“I was overseeing maintenance work, hiring contractors and overseeing projects on-site,” she says. “It was a big responsibility, but my boss was absolutely amazing, and I got to learn so much from him. We helped install two new compactors in the building and we had our site surveyed. I brought contractors up to the roof to get quotes to redo the roofing system. It was very eye-opening.”
Peterson credits her hard work ethic in part to her twin sister, Sydney, who joined her in the College of Engineering as an industrial engineering major. Being a twin, and sharing a general field with your twin comes with challenges and blessings, says Peterson—and comparisons with her sister helped drive a competitive streak between them. Ultimately, she says, that made each of them better engineers.
Coincidentally, Sydney also held an internship at GE Healthcare at the same time as her sister—and Peterson says they have always supported each other.

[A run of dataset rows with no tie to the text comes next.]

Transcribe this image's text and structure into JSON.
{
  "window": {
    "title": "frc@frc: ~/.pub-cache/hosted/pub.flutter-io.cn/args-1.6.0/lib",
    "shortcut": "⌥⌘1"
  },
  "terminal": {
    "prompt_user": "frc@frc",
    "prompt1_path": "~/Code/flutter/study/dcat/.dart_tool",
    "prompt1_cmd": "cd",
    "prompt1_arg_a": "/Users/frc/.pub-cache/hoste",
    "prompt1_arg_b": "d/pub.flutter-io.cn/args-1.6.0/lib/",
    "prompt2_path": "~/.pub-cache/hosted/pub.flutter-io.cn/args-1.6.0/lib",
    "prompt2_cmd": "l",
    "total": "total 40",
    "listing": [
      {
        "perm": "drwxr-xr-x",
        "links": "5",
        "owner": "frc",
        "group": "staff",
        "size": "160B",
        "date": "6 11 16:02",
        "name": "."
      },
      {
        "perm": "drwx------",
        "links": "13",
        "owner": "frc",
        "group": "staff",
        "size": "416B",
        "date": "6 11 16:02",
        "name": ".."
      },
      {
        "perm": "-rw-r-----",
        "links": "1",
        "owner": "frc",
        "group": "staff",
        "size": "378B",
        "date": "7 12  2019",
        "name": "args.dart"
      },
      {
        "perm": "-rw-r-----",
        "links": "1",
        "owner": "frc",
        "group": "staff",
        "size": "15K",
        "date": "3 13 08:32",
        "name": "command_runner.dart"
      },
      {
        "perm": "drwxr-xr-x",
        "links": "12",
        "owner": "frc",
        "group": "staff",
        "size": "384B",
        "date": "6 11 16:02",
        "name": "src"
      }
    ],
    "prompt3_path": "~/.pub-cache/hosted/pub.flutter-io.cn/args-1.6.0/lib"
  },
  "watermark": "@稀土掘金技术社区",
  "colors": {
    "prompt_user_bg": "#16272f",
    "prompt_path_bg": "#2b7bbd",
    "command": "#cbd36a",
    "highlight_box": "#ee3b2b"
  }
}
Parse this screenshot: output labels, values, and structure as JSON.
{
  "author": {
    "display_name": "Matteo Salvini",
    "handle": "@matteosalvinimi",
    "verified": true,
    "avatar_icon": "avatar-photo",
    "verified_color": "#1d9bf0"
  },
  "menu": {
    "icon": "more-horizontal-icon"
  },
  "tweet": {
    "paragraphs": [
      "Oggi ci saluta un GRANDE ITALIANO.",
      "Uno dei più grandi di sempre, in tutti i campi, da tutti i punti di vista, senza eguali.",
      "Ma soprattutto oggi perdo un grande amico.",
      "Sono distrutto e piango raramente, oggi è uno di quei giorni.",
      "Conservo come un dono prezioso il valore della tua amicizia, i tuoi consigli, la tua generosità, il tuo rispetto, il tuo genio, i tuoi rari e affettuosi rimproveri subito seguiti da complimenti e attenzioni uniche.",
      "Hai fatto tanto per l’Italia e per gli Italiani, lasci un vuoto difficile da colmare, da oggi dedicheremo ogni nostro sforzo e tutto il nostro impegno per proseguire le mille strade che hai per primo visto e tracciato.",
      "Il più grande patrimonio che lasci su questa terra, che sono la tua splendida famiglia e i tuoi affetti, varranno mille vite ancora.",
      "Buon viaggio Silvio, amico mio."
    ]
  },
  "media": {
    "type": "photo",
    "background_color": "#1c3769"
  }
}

“She was the one who inspired me to do research with and reach out to Professor Wu,” Peterson says. “She also helped me reach out to people at GE Healthcare. She’s been a positive influence in my life, and I couldn’t have asked for a better way to go through the program than with my best friend.” Peterson also credits her parents, Tia and Eric, as well as her grandfather, John, for being so supportive and encouraging during her studies.
Peterson’s familial ties to engineering stretch back nearly a century. Her great grandfather, Leonard Hillis, was a professor in the then-department of Civil and Structural Engineering at UW-Madison. Hillis earned a bachelor’s degree from UW-Madison in 1929 and established the university’s first surveyor’s institute in 1949.

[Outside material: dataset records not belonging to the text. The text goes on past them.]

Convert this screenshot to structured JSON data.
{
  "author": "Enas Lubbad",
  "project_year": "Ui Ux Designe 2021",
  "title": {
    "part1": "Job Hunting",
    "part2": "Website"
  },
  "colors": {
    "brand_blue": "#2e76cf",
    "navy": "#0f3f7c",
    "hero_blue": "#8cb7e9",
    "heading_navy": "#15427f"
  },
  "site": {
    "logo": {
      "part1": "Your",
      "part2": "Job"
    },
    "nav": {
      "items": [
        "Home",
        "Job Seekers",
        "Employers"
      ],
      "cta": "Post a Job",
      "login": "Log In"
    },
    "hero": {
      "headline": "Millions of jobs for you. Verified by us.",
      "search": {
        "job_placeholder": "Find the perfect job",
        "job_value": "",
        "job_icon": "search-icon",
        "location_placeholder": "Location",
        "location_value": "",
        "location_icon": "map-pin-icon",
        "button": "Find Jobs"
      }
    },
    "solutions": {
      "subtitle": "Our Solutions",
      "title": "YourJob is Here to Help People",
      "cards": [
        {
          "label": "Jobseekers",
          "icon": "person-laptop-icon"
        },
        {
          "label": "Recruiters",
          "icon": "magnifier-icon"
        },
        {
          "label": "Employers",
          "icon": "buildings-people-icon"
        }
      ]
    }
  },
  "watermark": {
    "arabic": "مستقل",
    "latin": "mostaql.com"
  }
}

As she reflects on her time as an undergraduate student, Peterson says she studied more than she thought she would her freshman year. She says that with the support of both the college’s LEED Scholars program and her family’s encouragement, she came to love the challenges of a rigorous engineering curriculum.
And now, Peterson as a woman in STEM herself, she wants to use her experiences to inspire future women in STEM.
“I want to create an atmosphere to let young women know that they can achieve their dreams and they’re capable of doing whatever they put their minds on,” she says. “I want to be there for women who are having doubts—and for women who are excited and want to learn more about the field. I want to help them push for their dreams.”
Author: Alex Holloway